But the more he wrote, the more Renick found himself thinking about returning to his first love, teaching the English language. The then-journalism student learned about the Teaching English to Speakers of Other Languages (TESOL) certificate, which he earned quickly. The inspiration to apply for a Fulbright Scholarship to teach English in Taiwan came from a dear friend.
“My friend Lorraine always told me stories about her Taiwanese heritage and life in the Asian country, describing the culture as dynamically different from the United States,” he said. “She also spoke of the progressivism in Taiwan, distinct among Asian countries as being the first to attempt to legalize same-sex marriage. This social change fascinated me. The world is fast-moving, and Taiwan is part of the movement.”

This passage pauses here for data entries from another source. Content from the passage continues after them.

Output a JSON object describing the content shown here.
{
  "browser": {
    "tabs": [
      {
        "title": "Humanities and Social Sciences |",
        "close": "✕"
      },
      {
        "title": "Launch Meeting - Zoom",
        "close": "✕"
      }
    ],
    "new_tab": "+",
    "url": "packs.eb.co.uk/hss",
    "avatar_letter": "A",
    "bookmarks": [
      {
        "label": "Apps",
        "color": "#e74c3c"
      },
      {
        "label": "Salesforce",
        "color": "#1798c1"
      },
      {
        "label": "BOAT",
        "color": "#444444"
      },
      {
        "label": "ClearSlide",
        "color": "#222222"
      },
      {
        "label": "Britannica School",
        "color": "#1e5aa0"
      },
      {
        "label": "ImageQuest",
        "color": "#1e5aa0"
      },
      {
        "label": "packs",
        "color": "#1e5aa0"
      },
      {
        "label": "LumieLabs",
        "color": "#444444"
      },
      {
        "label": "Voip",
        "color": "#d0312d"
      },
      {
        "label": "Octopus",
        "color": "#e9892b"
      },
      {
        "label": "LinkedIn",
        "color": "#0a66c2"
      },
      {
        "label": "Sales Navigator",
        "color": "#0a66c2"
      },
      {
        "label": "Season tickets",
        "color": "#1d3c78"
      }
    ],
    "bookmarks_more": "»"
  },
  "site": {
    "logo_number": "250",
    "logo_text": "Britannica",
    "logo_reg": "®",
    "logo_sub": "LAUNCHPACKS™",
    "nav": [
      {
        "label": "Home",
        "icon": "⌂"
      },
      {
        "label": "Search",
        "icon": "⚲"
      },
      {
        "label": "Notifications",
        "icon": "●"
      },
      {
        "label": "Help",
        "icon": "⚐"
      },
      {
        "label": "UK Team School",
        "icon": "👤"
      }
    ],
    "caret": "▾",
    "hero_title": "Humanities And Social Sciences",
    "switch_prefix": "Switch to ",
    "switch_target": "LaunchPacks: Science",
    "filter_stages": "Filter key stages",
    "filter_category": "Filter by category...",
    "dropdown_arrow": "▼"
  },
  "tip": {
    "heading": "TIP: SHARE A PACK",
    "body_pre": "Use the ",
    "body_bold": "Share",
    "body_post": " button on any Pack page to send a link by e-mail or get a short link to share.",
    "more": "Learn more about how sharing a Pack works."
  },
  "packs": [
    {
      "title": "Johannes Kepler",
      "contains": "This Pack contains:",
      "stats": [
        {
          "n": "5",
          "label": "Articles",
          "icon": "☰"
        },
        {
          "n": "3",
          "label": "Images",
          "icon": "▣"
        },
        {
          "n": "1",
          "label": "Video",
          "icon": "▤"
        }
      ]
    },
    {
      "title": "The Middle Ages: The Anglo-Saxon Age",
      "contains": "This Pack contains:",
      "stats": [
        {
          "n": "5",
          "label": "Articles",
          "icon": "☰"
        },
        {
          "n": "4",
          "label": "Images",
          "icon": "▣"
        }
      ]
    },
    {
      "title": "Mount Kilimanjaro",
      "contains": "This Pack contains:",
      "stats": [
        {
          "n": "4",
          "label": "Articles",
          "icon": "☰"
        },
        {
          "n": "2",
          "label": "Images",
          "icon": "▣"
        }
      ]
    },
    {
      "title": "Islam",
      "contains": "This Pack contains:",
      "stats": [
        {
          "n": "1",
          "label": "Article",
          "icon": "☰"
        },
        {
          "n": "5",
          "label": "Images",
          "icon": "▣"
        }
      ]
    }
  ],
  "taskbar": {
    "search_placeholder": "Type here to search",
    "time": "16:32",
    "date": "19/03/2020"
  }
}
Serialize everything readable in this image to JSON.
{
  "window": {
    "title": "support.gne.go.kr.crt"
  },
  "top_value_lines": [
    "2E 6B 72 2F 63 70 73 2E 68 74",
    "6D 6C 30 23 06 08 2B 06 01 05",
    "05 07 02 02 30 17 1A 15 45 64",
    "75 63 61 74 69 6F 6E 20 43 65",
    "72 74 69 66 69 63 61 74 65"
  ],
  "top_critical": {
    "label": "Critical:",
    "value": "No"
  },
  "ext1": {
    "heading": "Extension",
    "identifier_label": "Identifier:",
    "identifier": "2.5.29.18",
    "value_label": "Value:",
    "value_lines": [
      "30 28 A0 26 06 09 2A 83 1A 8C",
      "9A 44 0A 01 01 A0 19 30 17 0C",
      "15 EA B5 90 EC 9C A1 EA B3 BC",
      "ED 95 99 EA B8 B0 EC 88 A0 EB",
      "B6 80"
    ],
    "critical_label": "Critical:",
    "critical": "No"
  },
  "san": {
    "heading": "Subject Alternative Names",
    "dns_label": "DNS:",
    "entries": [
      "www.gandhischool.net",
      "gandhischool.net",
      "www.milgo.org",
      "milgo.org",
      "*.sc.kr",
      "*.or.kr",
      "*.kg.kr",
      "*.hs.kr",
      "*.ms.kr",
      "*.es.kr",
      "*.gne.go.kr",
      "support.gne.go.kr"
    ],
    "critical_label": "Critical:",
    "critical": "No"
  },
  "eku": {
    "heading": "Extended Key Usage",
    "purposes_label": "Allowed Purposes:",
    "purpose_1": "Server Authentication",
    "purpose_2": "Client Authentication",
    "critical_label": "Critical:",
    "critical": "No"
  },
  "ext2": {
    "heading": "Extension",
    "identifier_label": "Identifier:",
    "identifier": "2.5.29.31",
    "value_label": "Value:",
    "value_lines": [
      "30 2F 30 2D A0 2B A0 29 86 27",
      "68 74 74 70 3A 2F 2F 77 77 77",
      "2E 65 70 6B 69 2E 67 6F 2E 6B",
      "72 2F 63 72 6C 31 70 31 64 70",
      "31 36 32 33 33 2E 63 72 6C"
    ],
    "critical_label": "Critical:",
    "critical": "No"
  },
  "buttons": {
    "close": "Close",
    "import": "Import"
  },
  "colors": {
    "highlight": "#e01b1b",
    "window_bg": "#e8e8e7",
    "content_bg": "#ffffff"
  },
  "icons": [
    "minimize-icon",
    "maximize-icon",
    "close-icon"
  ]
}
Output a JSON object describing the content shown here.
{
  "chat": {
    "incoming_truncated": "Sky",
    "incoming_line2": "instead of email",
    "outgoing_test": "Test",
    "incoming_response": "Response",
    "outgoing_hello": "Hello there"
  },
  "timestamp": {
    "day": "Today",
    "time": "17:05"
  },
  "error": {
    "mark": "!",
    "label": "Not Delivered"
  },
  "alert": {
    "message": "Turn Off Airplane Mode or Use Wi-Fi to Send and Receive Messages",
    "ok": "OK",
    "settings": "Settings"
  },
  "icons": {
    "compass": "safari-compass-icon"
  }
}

According to Renick, even though he didn’t train as a teacher, his experience at the Cronkite School has taught him to communicate well and adapt quickly to evolving situations – qualities that will come in handy during his time in Taiwan. In addition, he has been interning as a teacher of English to refugees in Phoenix via the International Rescue Committee, and researching potential volunteer opportunities in Taiwan in organizations involved in youth development.
“Teaching English in Taiwan is an opportunity to see a different world, meet different people and give my culture and knowledge to others,” he said. “In the past, I have volunteered to help teach children, and I would continue such volunteering in Taiwan.”